LinkedIn Tech Talk: Kevin Brown on Shindig

July 16, 2008

Guest Author - Matt Raible

Last Thursday, Kevin Brown visited LinkedIn's Mountain View office to do a presentation on Shindig, an OpenSocial Reference Implementation. Below are my notes from his talk.

In September 2007, Google started thinking about Social APIs. Google Gadgets would be better with access to Social Data ... but that's just Google. It was recognized that this is something that many others would like access to. OpenSocial was announced in November 2007. It's an open standard for developer platforms that has a strong emphasis on "social" data. It's based on gadgets which is now covered by The Open Social Foundation.
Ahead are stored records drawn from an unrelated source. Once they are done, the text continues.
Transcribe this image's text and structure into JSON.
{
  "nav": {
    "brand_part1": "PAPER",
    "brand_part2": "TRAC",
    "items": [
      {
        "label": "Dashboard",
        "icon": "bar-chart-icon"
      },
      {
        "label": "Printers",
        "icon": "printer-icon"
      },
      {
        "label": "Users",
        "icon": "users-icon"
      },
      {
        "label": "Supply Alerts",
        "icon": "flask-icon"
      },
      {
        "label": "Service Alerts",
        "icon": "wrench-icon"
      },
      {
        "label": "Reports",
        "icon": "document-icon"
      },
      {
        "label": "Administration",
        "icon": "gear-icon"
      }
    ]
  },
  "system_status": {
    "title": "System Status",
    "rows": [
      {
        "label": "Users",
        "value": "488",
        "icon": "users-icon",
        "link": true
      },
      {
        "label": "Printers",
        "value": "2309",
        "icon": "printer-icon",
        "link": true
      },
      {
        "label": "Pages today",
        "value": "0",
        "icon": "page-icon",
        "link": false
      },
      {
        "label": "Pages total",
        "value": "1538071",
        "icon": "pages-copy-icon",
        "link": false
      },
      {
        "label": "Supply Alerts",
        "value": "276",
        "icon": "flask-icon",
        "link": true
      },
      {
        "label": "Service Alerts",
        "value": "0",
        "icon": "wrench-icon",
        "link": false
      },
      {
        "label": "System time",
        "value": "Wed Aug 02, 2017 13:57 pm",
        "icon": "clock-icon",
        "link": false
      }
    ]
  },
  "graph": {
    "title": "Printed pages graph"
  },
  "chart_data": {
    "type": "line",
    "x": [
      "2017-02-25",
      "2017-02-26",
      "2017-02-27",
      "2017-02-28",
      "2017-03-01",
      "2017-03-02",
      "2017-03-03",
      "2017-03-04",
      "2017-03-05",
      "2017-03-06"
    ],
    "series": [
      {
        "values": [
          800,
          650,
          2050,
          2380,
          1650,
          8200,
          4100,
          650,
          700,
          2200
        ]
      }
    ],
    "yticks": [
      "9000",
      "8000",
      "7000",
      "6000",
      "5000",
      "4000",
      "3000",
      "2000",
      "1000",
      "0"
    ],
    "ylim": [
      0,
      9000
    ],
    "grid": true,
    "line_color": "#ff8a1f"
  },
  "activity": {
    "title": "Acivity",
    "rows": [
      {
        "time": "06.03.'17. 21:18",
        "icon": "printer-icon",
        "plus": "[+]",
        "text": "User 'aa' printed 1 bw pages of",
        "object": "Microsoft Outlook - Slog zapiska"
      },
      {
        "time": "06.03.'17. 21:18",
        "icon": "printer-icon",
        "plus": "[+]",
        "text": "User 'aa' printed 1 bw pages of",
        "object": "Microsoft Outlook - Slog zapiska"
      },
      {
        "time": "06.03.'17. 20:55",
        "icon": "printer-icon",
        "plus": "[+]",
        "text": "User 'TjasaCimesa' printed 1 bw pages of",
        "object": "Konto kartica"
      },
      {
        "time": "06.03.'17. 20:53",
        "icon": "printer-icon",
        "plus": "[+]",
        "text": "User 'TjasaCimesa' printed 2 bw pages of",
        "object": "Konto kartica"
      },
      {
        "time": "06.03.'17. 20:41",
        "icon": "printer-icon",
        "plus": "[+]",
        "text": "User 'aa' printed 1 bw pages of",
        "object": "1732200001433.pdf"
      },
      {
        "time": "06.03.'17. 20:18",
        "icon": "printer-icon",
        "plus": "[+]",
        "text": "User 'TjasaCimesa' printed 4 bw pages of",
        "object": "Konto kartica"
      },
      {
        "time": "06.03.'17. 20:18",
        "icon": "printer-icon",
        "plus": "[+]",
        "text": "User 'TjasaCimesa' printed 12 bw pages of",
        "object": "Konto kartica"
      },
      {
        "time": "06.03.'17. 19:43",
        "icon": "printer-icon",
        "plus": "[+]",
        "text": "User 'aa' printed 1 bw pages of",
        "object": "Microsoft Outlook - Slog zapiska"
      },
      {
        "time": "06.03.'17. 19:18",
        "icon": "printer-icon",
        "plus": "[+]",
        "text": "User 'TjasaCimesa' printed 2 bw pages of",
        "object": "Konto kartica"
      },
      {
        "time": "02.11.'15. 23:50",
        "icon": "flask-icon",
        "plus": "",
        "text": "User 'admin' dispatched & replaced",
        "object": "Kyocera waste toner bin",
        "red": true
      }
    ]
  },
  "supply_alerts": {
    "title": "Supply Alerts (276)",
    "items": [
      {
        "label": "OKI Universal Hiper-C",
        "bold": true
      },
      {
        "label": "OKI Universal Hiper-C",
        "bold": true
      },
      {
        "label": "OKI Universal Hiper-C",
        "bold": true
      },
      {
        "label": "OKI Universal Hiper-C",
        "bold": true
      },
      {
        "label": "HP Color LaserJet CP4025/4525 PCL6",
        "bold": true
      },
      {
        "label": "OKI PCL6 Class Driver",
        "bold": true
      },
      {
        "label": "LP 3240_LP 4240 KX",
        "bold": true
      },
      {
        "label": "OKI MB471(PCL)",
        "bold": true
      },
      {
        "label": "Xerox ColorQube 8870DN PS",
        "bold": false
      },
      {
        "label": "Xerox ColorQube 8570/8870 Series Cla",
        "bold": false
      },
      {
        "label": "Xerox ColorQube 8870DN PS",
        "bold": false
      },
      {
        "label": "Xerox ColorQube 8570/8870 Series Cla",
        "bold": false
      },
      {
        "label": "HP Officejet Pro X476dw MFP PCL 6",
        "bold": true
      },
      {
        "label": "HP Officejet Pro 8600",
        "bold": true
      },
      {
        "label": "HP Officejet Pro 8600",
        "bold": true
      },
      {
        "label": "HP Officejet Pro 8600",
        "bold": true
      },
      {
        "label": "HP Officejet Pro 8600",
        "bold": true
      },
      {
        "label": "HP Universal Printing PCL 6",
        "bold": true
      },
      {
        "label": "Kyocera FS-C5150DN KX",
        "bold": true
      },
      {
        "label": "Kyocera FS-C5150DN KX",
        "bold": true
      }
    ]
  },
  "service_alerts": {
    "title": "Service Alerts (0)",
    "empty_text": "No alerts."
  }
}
In November, many Googlers started working on a Google Code project based on Java and iGoogle. However, there was too much proprietary code. In December, Brian McCallister of Ning created an ASF Proposal for Shindig. It was a rough port of iGoogle but with Ning's PHP code. This turned out to be a great starting point. It immediately got interest from Google, Hi5, MySpace and others. While most committers are still from Google, there are 12 developers that work on it full time and they're adding 2 committers each month. Shindig is a Java/PHP implementation of OpenSocial. Open Campfire is an Apache-licensed .NET implementation that hopes to eventually merge into Shindig.

Shindig has extensive use of existing open source components, including Abdera, Jakarta Commons, Guice, ICU4J,, and It's largely well tested (developers use TDD), especially for the newer code. There's a heavy emphasis on DI (Guice helps tremendously) and the builds are done with Maven (Apache recommendation, Kevin hates it).

3 Parts of Shindig:

  1. Gadget Rendering: Fetches/parses gadget XML documents. It also provides a robust proxy to implement requirements (including OAuth and Signed Fetch). It acts as a "glue" between JavaScript libraries, remote sites and social data. It's built for medium to large deployments and has robust HTTP support. Lastly, it's very flexible so all major components can be replaced.
  2. Social API: Handles RESTful API calls and interacts with social data. It provides a backend for opensocial.* JavaScript APIs. It's mostly a serialization/de-serialization layer that delegates to your social data. Currently evaluation two implementation options (Dave Primer's AtomPub version or JSON version - lengthy explanation on shindig-dev). Currently, developers are creating an entirely new version because of REST and its JSON support. REST has a lot of issues when it comes to JSON. It works great with AtomPub, but AtomPub has too much verbose XML.
  3. Client Code: The first issue that comes up with client code is Security.

For security, iframes cover most of the problems. Cross-domain communication requires special effort - gadgets.rpc has to be implemented using a variety of techniques: window.postMessage in HTML5, document.frameElement in Firefox and window.opener in IE (still in development). Retrieving third-party data is covered by OAuth and Signed Fetch. Getting OAuth / Signed Fetch credentials can be done by passing an encrypted blog of data to the server and treating it as a cookie equivalent. Caja is the future.

Caja (pronounced ka-ha) makes it possible to run third-party JavaScript alongside existing code. It's not quite ready yet, but significant process has been made. It has limited support in Shindig today, which requires "taming" JavaScript APIs and DOM testing.


Full support for 0.6-0.8 gadget rendering specification (both versions). Full support for 0.6-0.8 JavaScript APIs. REST mostly done (both versions, PHP is closer). Deployed (or in progress) on many sites: Orkut, hi5, iGoogle sandbox, Hyves, CyWorld, Ning and hundreds of others. It has a very active mailing list and they're very interested in finding folks with more Maven experience to help out.

The project's next priority is a stable release. Shindig 1.0 will be OpenSocial 0.8 Compliant. It must have full support for REST. The Java and PHP implementations should be released around the same time. Priority #2 is graduating from Apache Incubator (goals are currently on target). One of the main things they need is more committers, especially those that aren't from Google. Priority #3 is future enhancements, including:

  • 0.9: "proxied" content type
  • 0.9: OpenSocial templates
  • HTTP Performance Improvements
  • "out of the box" shared caching
  • More social data implementations (e.g. JDBC)
  • Better Documentation

We have many more Tech Talks planned in the future at LinkedIn. Please stay tuned to this blog to learn about new and exciting technologies that we're learning about.

NOTE: This entry was published with Kevin Brown's permission.